The Black Cat (1934)
‘Absurd and dense farrago set in a modernistic but crumbling castle which is eventually blown to bits just as its owner is skinned alive.  Mostly rather dull despite the extraordinary plot, but the thing has moments of style, a delightful cod devil worship sequence (especially for audiences with a rudimentary knowledge of Latin) and nothing at all to do with the title or Edgar Allan Poe.’
click for more info
House of Dracula (1945)
‘Mind-boggling finale to the first Universal monster cycle, with a happy ending for the Wolf Man.  Cheaply made and not really inventive, but has to be seen to be believed.’
This film was also summed up in Halliwell’s Hundred as a ‘cornucopia of comic-strip corn’ with ‘a certain whimsical charm’.
Another Universal movie is similarly dealt with in that book :
click for more info
Night Monster (1942)
‘This gem of incompetence was written by one Clarence Upson Young, whom I strongly suspect to have been a pimply schoolboy whose derivative and pusillanimous farrago was accepted by Universal on a desperate afternoon when they had several actors sitting around wating for a script.  Any script.’

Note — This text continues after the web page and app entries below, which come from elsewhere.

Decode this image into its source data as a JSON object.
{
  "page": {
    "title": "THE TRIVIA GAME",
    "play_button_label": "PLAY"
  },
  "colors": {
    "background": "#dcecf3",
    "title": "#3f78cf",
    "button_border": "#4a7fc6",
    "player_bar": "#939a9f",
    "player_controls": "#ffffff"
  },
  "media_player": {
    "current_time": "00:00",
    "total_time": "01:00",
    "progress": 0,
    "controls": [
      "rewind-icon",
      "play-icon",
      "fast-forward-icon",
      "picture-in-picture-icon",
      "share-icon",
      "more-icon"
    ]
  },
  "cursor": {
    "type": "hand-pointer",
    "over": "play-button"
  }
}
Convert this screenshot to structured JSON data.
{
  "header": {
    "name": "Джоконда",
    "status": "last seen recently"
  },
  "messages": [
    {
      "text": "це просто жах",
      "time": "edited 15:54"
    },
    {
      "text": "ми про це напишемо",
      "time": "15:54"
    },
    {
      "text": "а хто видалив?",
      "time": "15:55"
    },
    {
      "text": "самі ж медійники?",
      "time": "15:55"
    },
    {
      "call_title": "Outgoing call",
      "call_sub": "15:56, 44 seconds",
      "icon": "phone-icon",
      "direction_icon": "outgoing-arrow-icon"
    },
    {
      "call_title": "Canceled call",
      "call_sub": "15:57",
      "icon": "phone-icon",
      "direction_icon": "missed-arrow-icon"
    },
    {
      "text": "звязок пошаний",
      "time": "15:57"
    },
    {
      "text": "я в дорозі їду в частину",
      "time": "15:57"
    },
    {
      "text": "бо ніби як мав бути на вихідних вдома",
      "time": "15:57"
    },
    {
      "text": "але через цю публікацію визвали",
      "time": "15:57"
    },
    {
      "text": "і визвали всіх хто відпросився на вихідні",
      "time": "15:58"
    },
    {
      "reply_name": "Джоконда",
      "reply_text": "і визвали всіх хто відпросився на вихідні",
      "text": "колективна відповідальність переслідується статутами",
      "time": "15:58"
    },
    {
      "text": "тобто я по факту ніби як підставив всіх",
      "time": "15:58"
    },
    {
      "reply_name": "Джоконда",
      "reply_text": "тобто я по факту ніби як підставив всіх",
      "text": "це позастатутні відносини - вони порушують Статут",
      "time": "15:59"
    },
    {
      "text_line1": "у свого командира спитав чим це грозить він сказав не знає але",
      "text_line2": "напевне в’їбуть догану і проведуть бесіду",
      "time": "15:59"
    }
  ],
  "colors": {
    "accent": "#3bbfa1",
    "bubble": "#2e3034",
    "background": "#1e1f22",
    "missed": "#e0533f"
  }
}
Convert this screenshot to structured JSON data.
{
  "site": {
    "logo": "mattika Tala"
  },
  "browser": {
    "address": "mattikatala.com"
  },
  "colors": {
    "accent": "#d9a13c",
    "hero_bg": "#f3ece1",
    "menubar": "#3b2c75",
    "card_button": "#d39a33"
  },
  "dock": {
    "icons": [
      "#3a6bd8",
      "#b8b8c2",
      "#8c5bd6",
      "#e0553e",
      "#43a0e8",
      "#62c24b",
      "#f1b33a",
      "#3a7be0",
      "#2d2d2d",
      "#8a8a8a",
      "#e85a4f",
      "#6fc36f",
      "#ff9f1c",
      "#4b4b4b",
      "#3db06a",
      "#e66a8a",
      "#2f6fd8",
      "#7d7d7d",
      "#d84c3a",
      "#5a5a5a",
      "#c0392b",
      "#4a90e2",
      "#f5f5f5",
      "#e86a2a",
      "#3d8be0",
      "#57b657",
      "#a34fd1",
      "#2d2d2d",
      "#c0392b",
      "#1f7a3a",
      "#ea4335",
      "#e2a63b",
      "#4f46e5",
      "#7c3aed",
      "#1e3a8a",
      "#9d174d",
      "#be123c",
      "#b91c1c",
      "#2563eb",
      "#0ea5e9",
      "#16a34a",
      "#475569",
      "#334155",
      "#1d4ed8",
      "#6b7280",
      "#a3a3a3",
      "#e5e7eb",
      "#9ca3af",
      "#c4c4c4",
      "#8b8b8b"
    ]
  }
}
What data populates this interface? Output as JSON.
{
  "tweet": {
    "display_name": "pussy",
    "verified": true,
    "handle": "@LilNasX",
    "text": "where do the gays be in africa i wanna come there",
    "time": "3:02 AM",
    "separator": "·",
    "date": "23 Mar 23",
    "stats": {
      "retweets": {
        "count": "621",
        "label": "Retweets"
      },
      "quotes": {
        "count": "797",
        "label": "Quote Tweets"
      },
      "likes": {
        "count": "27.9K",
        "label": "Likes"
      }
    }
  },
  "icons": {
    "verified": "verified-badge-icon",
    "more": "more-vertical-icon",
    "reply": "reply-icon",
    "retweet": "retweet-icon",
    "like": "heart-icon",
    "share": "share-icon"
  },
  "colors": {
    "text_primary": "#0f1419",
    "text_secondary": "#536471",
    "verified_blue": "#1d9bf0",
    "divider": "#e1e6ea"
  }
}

Other notable Guide assessments, from not necessarily bad films:

click for more info
The Case of the Velvet Claws (1936)
‘Moderate light-hearted mystery, but they should have awarded prizes to anyone who could explain the title.’
click for more info
House on Haunted Hill (1958)
‘Gimmick ghost story with some (unexplained) gruesome moments; the most outlandish of its producer’s [William Castle] cheapjack trick films… it was originally billed as being in Emergo, which meant that at an appropriately horrific moment an illuminated skeleton on wires was suddenly trundled over the heads of the audience.’
click for more info
The Fall of the Roman Empire (1964)
‘Would-be distinguished epic with an intellectual first hour; unfortunately the hero is a priggish bore, the villain a crashing bore, the heroine a saintly bore, and the only interesting character is killed off early…’
click for more info
The Blue Max (1966)
‘For once, an action spectacular not too badly let down by its connecting threads of plot, apart from some hilarious and unnecessary bedroom scenes in which the female star's bath towel seems to become conveniently adhesive.’
click for more info

Alex in Wonderland (1970)
‘A Hollywood director finds life tedious.
So did the small paying audiences who saw this pale imitation of Fellini.  (Some wags called it
One and a Half.)’


As you might imagine, in a book eventually incorporating 16,000 films, there are many, many more where this lot came from…


* These were routine features of moderate appeal, likely to form part of a double bill in the days when cinemas used to show such things.  Similar to co-features but distinct from ‘B’ pictures, which tended to be much lower in budget and paired with more important main features.

Biography | Bibliography | The Four Star Films | A Four-Star History | Brief History of the Guide
The Editions | Favourite Reviews | The Boltonian | Cambridge | TV & Film Buyer | Obituaries | Modern Times | Top Tens | Decline & Fall of the Movie | Universal Monster Movies | A Word on Shape | Old vs New | My Guide